Records drawn from a dataset
——————————
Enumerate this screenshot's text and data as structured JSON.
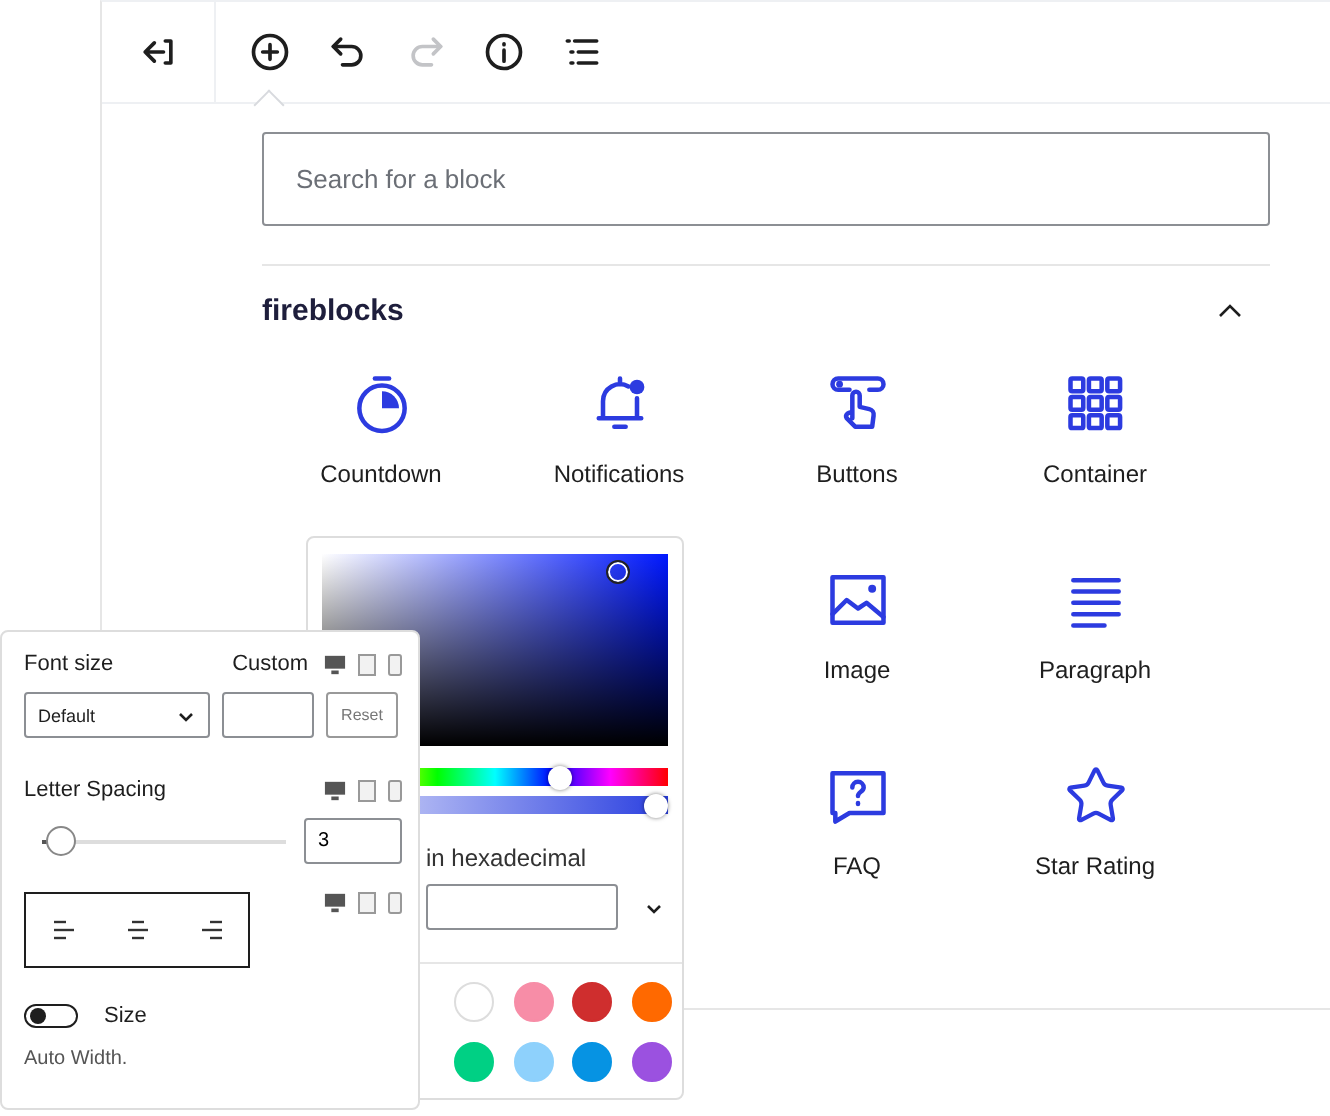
{
  "toolbar": [
    {
      "kind": "back",
      "disabled": false
    },
    {
      "kind": "add",
      "disabled": false
    },
    {
      "kind": "undo",
      "disabled": false
    },
    {
      "kind": "redo",
      "disabled": true
    },
    {
      "kind": "info",
      "disabled": false
    },
    {
      "kind": "outline",
      "disabled": false
    }
  ],
  "inserter": {
    "open": true
  },
  "search": {
    "placeholder": "Search for a block"
  },
  "category": {
    "title": "fireblocks",
    "expanded": true
  },
  "blocks": [
    {
      "kind": "countdown",
      "label": "Countdown"
    },
    {
      "kind": "notifications",
      "label": "Notifications"
    },
    {
      "kind": "buttons",
      "label": "Buttons"
    },
    {
      "kind": "container",
      "label": "Container"
    },
    {
      "kind": "image",
      "label": "Image"
    },
    {
      "kind": "paragraph",
      "label": "Paragraph"
    },
    {
      "kind": "faq",
      "label": "FAQ"
    },
    {
      "kind": "star",
      "label": "Star Rating"
    }
  ],
  "color_picker": {
    "hue": {
      "level": 0.7
    },
    "alpha": {
      "level": 1
    },
    "hex_label": "in hexadecimal",
    "swatches": [
      {
        "color": "#ffffff"
      },
      {
        "color": "#f78da7"
      },
      {
        "color": "#cf2e2e"
      },
      {
        "color": "#ff6900"
      },
      {
        "color": "#00d084"
      },
      {
        "color": "#8ed1fc"
      },
      {
        "color": "#0693e3"
      },
      {
        "color": "#9b51e0"
      }
    ]
  },
  "settings": {
    "font_size_label": "Font size",
    "custom_label": "Custom",
    "font_size_value": "Default",
    "reset": "Reset",
    "letter_spacing_label": "Letter Spacing",
    "letter_spacing": {
      "level": 0.08,
      "value": "3"
    },
    "toggle": {
      "on": false,
      "label": "Size"
    },
    "hint": "Auto Width."
  }
}
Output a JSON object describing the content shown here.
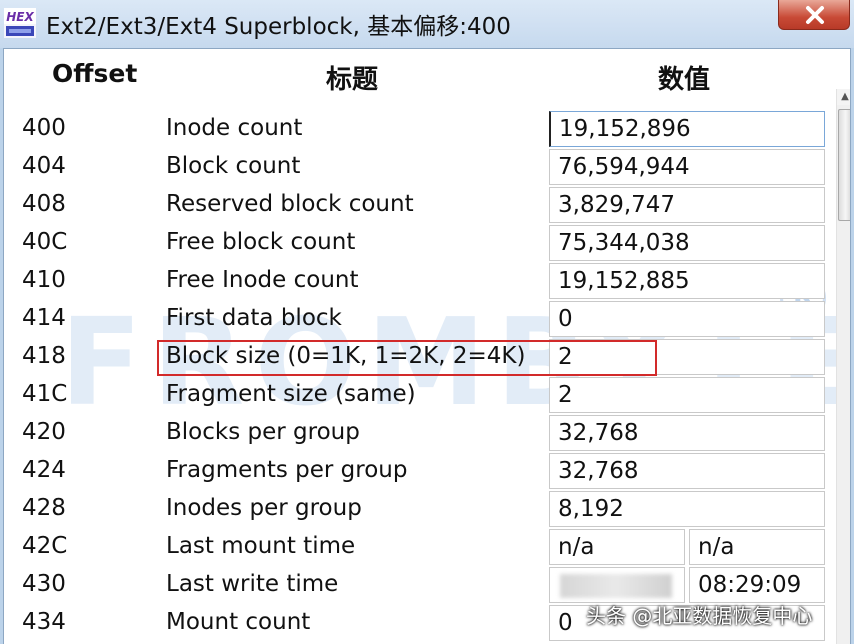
{
  "window": {
    "title": "Ext2/Ext3/Ext4 Superblock, 基本偏移:400",
    "logo_text": "HEX"
  },
  "columns": {
    "offset": "Offset",
    "title": "标题",
    "value": "数值"
  },
  "rows": [
    {
      "offset": "400",
      "title": "Inode count",
      "value": "19,152,896"
    },
    {
      "offset": "404",
      "title": "Block count",
      "value": "76,594,944"
    },
    {
      "offset": "408",
      "title": "Reserved block count",
      "value": "3,829,747"
    },
    {
      "offset": "40C",
      "title": "Free block count",
      "value": "75,344,038"
    },
    {
      "offset": "410",
      "title": "Free Inode count",
      "value": "19,152,885"
    },
    {
      "offset": "414",
      "title": "First data block",
      "value": "0"
    },
    {
      "offset": "418",
      "title": "Block size (0=1K, 1=2K, 2=4K)",
      "value": "2"
    },
    {
      "offset": "41C",
      "title": "Fragment size (same)",
      "value": "2"
    },
    {
      "offset": "420",
      "title": "Blocks per group",
      "value": "32,768"
    },
    {
      "offset": "424",
      "title": "Fragments per group",
      "value": "32,768"
    },
    {
      "offset": "428",
      "title": "Inodes per group",
      "value": "8,192"
    },
    {
      "offset": "42C",
      "title": "Last mount time",
      "value_a": "n/a",
      "value_b": "n/a"
    },
    {
      "offset": "430",
      "title": "Last write time",
      "value_b": "08:29:09"
    },
    {
      "offset": "434",
      "title": "Mount count",
      "value": "0"
    }
  ],
  "watermark": {
    "text": "FROMBYTE",
    "registered": "R",
    "source": "头条 @北亚数据恢复中心"
  },
  "colors": {
    "highlight": "#d22a2a",
    "titlebar": "#c6d9ee"
  }
}
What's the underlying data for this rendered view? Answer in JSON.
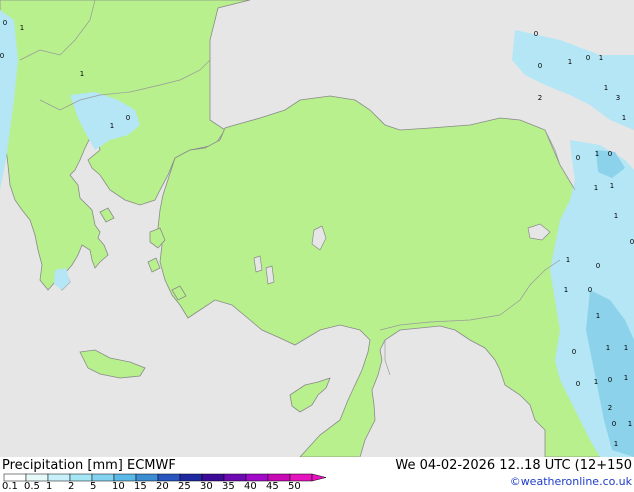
{
  "map": {
    "colors": {
      "sea": "#e6e6e6",
      "land": "#b7f08c",
      "coast": "#8a8a8a",
      "border": "#9a9a9a",
      "precip_light": "#b4e6f5",
      "precip_mid": "#8cd2eb"
    },
    "point_values": [
      "0",
      "1",
      "0",
      "1",
      "0",
      "1",
      "0",
      "0",
      "1",
      "0",
      "1",
      "1",
      "3",
      "1",
      "2",
      "0",
      "1",
      "0",
      "1",
      "1",
      "1",
      "0",
      "1",
      "0",
      "1",
      "0",
      "1",
      "1",
      "1",
      "0",
      "0",
      "1",
      "0",
      "1",
      "2",
      "0",
      "1",
      "1"
    ]
  },
  "footer": {
    "title": "Precipitation [mm]  ECMWF",
    "datetime": "We 04-02-2026 12..18 UTC (12+150",
    "credit": "©weatheronline.co.uk"
  },
  "legend": {
    "ticks": [
      "0.1",
      "0.5",
      "1",
      "2",
      "5",
      "10",
      "15",
      "20",
      "25",
      "30",
      "35",
      "40",
      "45",
      "50"
    ],
    "colors": [
      "#ffffff",
      "#e6fafa",
      "#c8f0fa",
      "#a5e6f5",
      "#82d2f0",
      "#5ab9e6",
      "#3c8cd2",
      "#2855be",
      "#1e28a0",
      "#3c0a96",
      "#6e0ab4",
      "#a00ac8",
      "#c80ab4",
      "#e614be"
    ]
  }
}
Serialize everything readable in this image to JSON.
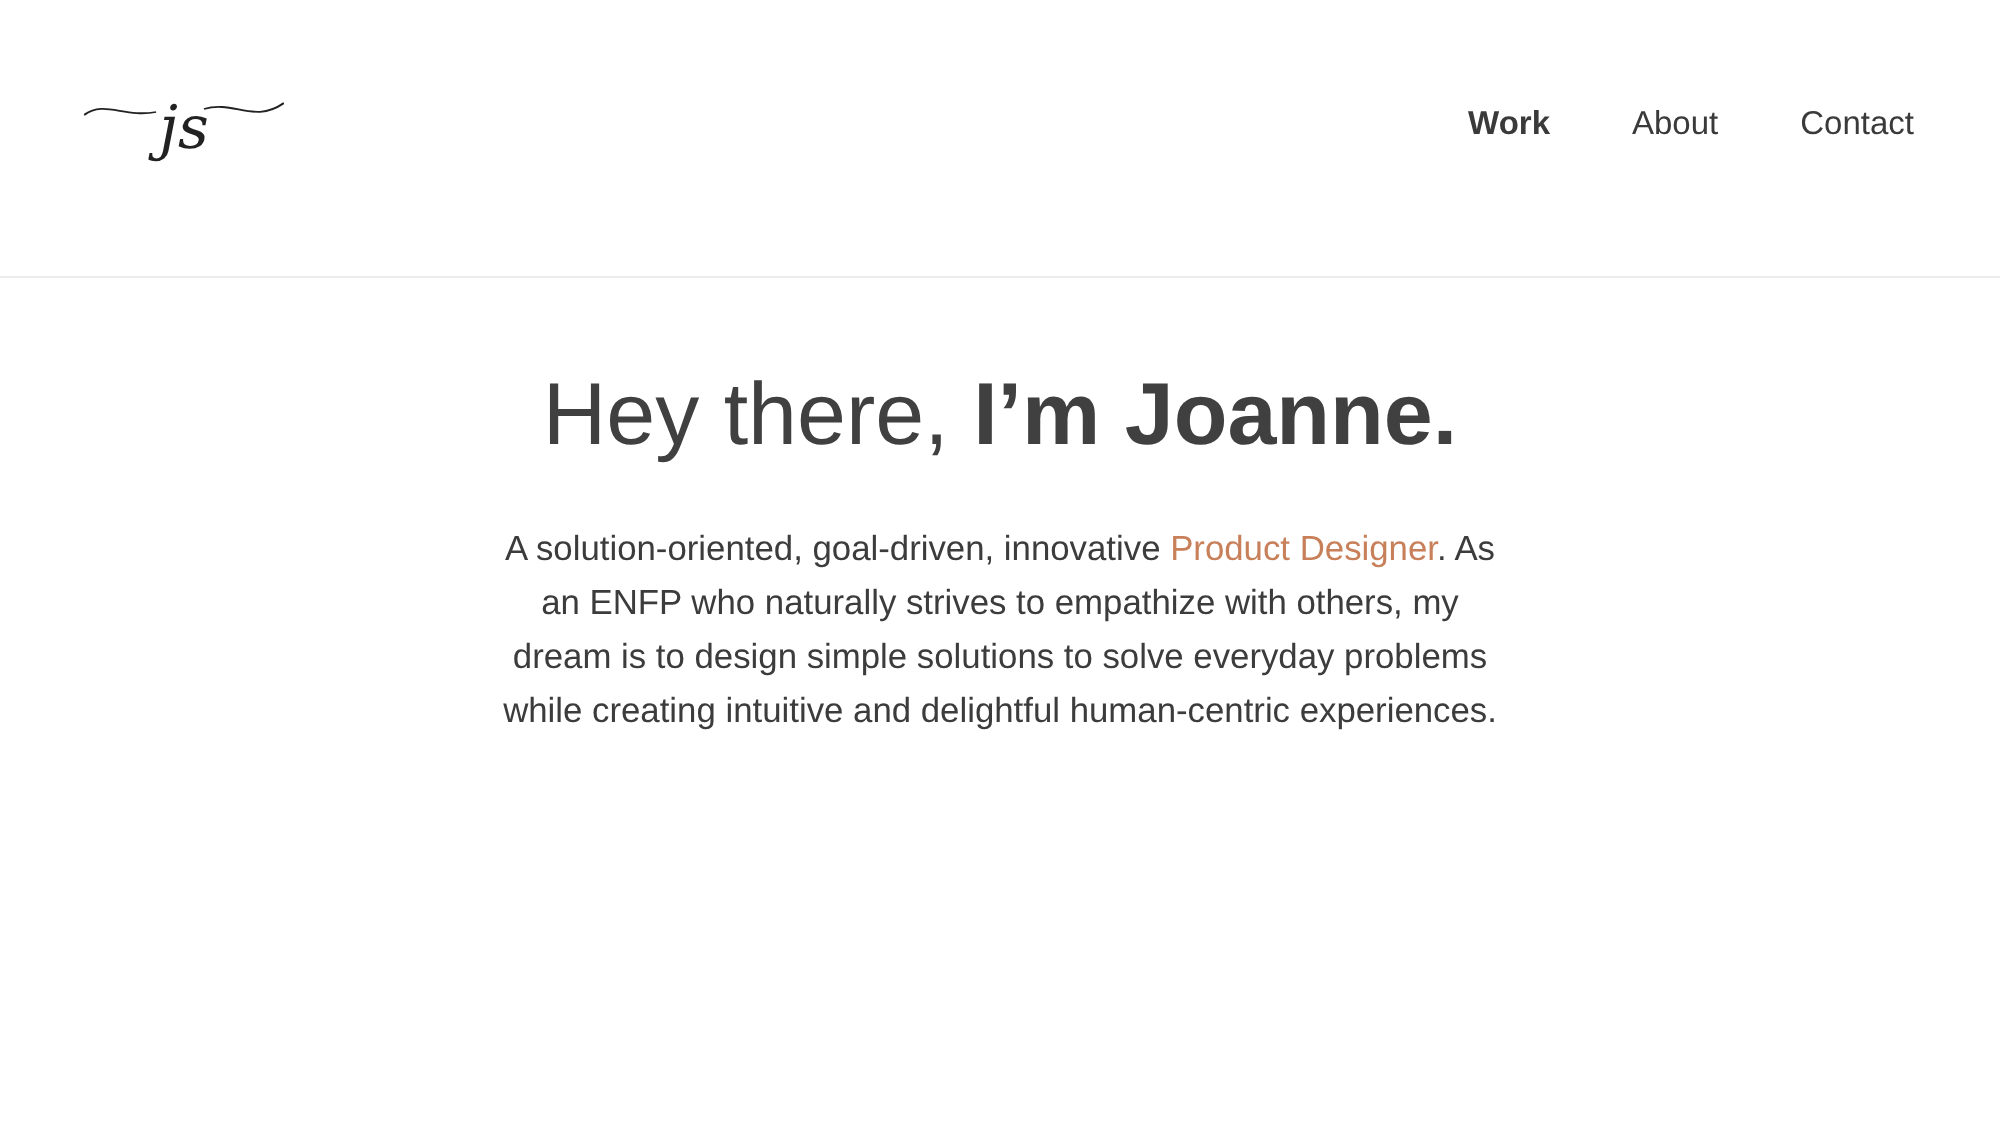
{
  "logo": {
    "text": "js"
  },
  "nav": [
    {
      "label": "Work",
      "selected": true
    },
    {
      "label": "About",
      "selected": false
    },
    {
      "label": "Contact",
      "selected": false
    }
  ],
  "hero": {
    "heading": "Hey there, **I’m Joanne.**",
    "intro_before": "A solution-oriented, goal-driven, innovative ",
    "intro_link": "Product Designer",
    "intro_after": ". As an ENFP who naturally strives to empathize with others, my dream is to design simple solutions to solve everyday problems while creating intuitive and delightful human-centric experiences."
  }
}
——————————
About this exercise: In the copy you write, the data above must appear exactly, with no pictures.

Worked solution:
Enumerate this screenshot's text and data as structured JSON.
{
  "toolbar": [
    {
      "kind": "back",
      "disabled": false
    },
    {
      "kind": "add",
      "disabled": false
    },
    {
      "kind": "undo",
      "disabled": false
    },
    {
      "kind": "redo",
      "disabled": true
    },
    {
      "kind": "info",
      "disabled": false
    },
    {
      "kind": "outline",
      "disabled": false
    }
  ],
  "inserter": {
    "open": true
  },
  "search": {
    "placeholder": "Search for a block"
  },
  "category": {
    "title": "fireblocks",
    "expanded": true
  },
  "blocks": [
    {
      "kind": "countdown",
      "label": "Countdown"
    },
    {
      "kind": "notifications",
      "label": "Notifications"
    },
    {
      "kind": "buttons",
      "label": "Buttons"
    },
    {
      "kind": "container",
      "label": "Container"
    },
    {
      "kind": "image",
      "label": "Image"
    },
    {
      "kind": "paragraph",
      "label": "Paragraph"
    },
    {
      "kind": "faq",
      "label": "FAQ"
    },
    {
      "kind": "star",
      "label": "Star Rating"
    }
  ],
  "color_picker": {
    "hue": {
      "level": 0.7
    },
    "alpha": {
      "level": 1
    },
    "hex_label": "in hexadecimal",
    "swatches": [
      {
        "color": "#ffffff"
      },
      {
        "color": "#f78da7"
      },
      {
        "color": "#cf2e2e"
      },
      {
        "color": "#ff6900"
      },
      {
        "color": "#00d084"
      },
      {
        "color": "#8ed1fc"
      },
      {
        "color": "#0693e3"
      },
      {
        "color": "#9b51e0"
      }
    ]
  },
  "settings": {
    "font_size_label": "Font size",
    "custom_label": "Custom",
    "font_size_value": "Default",
    "reset": "Reset",
    "letter_spacing_label": "Letter Spacing",
    "letter_spacing": {
      "level": 0.08,
      "value": "3"
    },
    "toggle": {
      "on": false,
      "label": "Size"
    },
    "hint": "Auto Width."
  }
}
Output a JSON object describing the content shown here.
{
  "window": {
    "title": "Ext2/Ext3/Ext4 Superblock, 基本偏移:400",
    "logo_text": "HEX"
  },
  "columns": {
    "offset": "Offset",
    "title": "标题",
    "value": "数值"
  },
  "rows": [
    {
      "offset": "400",
      "title": "Inode count",
      "value": "19,152,896"
    },
    {
      "offset": "404",
      "title": "Block count",
      "value": "76,594,944"
    },
    {
      "offset": "408",
      "title": "Reserved block count",
      "value": "3,829,747"
    },
    {
      "offset": "40C",
      "title": "Free block count",
      "value": "75,344,038"
    },
    {
      "offset": "410",
      "title": "Free Inode count",
      "value": "19,152,885"
    },
    {
      "offset": "414",
      "title": "First data block",
      "value": "0"
    },
    {
      "offset": "418",
      "title": "Block size (0=1K, 1=2K, 2=4K)",
      "value": "2"
    },
    {
      "offset": "41C",
      "title": "Fragment size (same)",
      "value": "2"
    },
    {
      "offset": "420",
      "title": "Blocks per group",
      "value": "32,768"
    },
    {
      "offset": "424",
      "title": "Fragments per group",
      "value": "32,768"
    },
    {
      "offset": "428",
      "title": "Inodes per group",
      "value": "8,192"
    },
    {
      "offset": "42C",
      "title": "Last mount time",
      "value_a": "n/a",
      "value_b": "n/a"
    },
    {
      "offset": "430",
      "title": "Last write time",
      "value_b": "08:29:09"
    },
    {
      "offset": "434",
      "title": "Mount count",
      "value": "0"
    }
  ],
  "watermark": {
    "text": "FROMBYTE",
    "registered": "R",
    "source": "头条 @北亚数据恢复中心"
  },
  "colors": {
    "highlight": "#d22a2a",
    "titlebar": "#c6d9ee"
  }
}
What's the underlying data for this rendered view? Answer in JSON.
{
  "map": {
    "colors": {
      "sea": "#e6e6e6",
      "land": "#b7f08c",
      "coast": "#8a8a8a",
      "border": "#9a9a9a",
      "precip_light": "#b4e6f5",
      "precip_mid": "#8cd2eb"
    },
    "point_values": [
      "0",
      "1",
      "0",
      "1",
      "0",
      "1",
      "0",
      "0",
      "1",
      "0",
      "1",
      "1",
      "3",
      "1",
      "2",
      "0",
      "1",
      "0",
      "1",
      "1",
      "1",
      "0",
      "1",
      "0",
      "1",
      "0",
      "1",
      "1",
      "1",
      "0",
      "0",
      "1",
      "0",
      "1",
      "2",
      "0",
      "1",
      "1"
    ]
  },
  "footer": {
    "title": "Precipitation [mm]  ECMWF",
    "datetime": "We 04-02-2026 12..18 UTC (12+150",
    "credit": "©weatheronline.co.uk"
  },
  "legend": {
    "ticks": [
      "0.1",
      "0.5",
      "1",
      "2",
      "5",
      "10",
      "15",
      "20",
      "25",
      "30",
      "35",
      "40",
      "45",
      "50"
    ],
    "colors": [
      "#ffffff",
      "#e6fafa",
      "#c8f0fa",
      "#a5e6f5",
      "#82d2f0",
      "#5ab9e6",
      "#3c8cd2",
      "#2855be",
      "#1e28a0",
      "#3c0a96",
      "#6e0ab4",
      "#a00ac8",
      "#c80ab4",
      "#e614be"
    ]
  }
}
Serialize everything readable in this image to JSON.
{
  "logo": {
    "text": "js"
  },
  "nav": [
    {
      "label": "Work",
      "selected": true
    },
    {
      "label": "About",
      "selected": false
    },
    {
      "label": "Contact",
      "selected": false
    }
  ],
  "hero": {
    "heading": "Hey there, **I’m Joanne.**",
    "intro_before": "A solution-oriented, goal-driven, innovative ",
    "intro_link": "Product Designer",
    "intro_after": ". As an ENFP who naturally strives to empathize with others, my dream is to design simple solutions to solve everyday problems while creating intuitive and delightful human-centric experiences."
  }
}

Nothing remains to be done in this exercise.